Waterford 3 is getting ready to begin producing power again after a shutdown to refuel and refurbish the plant.
But while the plant has been shutdown, 800 contract workers and 650 employees are working overtime to get it back online.
The 1,157 megawatt power plant has been shutdown for several weeks. The schedule for stopping and restarting the plant is confidential because it is business-sensitive information, spokesman Carl Rhode said.
“We can’t give a date for when we will be back online due to business sensitivities, but it’s safe to say that we are in the latter stages of the outage,” Rhode said. “Our emphasis is to get back online as quickly and as safely as possible with an intense focus on the quality of work.
“Our priorities are safety first, then quality and then schedule.”
Rhode said that the planned maintenance shutdowns are usually scheduled during the spring and fall, when energy demands are lower.
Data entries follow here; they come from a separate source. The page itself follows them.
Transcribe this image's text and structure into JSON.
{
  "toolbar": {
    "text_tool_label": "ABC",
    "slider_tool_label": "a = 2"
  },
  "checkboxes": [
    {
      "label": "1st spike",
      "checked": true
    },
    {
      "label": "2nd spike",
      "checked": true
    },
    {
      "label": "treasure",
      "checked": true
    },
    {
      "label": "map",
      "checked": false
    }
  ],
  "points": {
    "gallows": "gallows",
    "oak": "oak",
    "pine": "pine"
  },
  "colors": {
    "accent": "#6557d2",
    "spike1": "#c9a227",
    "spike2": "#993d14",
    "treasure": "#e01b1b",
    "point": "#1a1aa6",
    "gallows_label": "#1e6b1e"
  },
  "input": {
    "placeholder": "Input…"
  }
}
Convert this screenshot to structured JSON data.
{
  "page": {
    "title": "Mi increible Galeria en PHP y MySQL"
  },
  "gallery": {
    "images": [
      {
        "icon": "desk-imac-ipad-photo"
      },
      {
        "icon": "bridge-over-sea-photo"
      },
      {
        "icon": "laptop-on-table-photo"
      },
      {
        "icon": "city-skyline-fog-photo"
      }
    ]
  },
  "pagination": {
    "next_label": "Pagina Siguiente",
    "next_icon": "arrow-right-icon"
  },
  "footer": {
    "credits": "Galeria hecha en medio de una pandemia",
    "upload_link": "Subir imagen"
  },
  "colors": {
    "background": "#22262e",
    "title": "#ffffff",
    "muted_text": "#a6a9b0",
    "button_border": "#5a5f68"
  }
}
This helps protect customers by reducing the need for purchased power, he added.
This is Waterford’s 16th maintenance turnaround since the plant was started in 1985 and they are done about every 18 months.
The plant had operated continuously for over 400 days since its last shutdown.
“A wide variety of preventive and repair work is scheduled during a typical outage,” Rhode said. “At the heart of it is changing out a portion of the fuel assemblies in the core, but each outage has a slightly different flavor as a few major projects are also set up to be completed during the outage.”
The closure process involves shutting down the nuclear reactor and turbines and letting it cool enough to let workers into the containment vessel.
“The outage has gone well, and most importantly, it has been done very safely so far with no OSHA recordable accidents to date,” Rhode said. “There are always challenges when you shut down after more than a year of continuous operation, but the team has worked through issues and improved the plant.”